What is being asked -> Lines with the word "title": copy all of them from the entries below.

The data ->
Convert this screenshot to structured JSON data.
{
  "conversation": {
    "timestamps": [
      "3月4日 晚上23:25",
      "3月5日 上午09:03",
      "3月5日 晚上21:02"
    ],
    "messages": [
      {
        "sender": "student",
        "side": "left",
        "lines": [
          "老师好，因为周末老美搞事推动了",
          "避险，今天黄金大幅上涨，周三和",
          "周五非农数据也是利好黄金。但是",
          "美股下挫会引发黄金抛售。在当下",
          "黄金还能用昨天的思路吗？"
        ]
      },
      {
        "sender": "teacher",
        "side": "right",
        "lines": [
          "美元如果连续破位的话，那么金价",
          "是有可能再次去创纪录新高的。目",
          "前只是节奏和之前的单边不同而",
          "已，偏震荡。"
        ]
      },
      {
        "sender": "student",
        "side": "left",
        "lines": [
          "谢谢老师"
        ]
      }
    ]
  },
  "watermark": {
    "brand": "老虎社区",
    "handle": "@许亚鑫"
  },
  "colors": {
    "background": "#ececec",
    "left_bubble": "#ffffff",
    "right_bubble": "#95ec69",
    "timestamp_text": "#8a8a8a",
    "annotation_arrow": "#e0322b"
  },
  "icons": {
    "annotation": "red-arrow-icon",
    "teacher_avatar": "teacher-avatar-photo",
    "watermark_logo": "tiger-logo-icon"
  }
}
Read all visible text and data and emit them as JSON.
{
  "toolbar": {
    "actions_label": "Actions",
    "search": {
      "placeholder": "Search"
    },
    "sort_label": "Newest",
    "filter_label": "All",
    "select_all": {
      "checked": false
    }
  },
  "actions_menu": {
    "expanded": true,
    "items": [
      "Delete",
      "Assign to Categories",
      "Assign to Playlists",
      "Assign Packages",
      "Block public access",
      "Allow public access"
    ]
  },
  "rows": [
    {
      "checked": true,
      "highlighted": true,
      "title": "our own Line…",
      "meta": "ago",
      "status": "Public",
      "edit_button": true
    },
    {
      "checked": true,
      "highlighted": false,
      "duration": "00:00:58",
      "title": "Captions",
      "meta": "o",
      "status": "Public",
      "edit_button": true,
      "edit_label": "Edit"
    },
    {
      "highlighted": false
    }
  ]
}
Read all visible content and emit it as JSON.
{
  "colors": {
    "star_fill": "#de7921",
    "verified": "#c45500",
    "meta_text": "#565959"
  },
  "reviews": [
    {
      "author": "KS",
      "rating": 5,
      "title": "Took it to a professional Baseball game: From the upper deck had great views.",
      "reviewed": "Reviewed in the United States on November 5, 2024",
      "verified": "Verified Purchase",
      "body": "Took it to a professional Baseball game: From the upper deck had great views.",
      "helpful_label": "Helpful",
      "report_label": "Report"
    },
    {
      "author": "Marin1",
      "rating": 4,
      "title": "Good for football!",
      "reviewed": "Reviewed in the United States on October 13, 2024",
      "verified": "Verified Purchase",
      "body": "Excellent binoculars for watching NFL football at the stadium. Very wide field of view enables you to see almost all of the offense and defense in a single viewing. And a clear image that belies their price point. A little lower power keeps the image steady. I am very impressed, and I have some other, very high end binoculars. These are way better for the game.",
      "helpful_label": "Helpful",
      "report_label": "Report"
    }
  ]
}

Output ->
      "title": "our own Line…",
      "title": "Captions",
      "title": "Took it to a professional Baseball game: From the upper deck had great views.",
      "title": "Good for football!",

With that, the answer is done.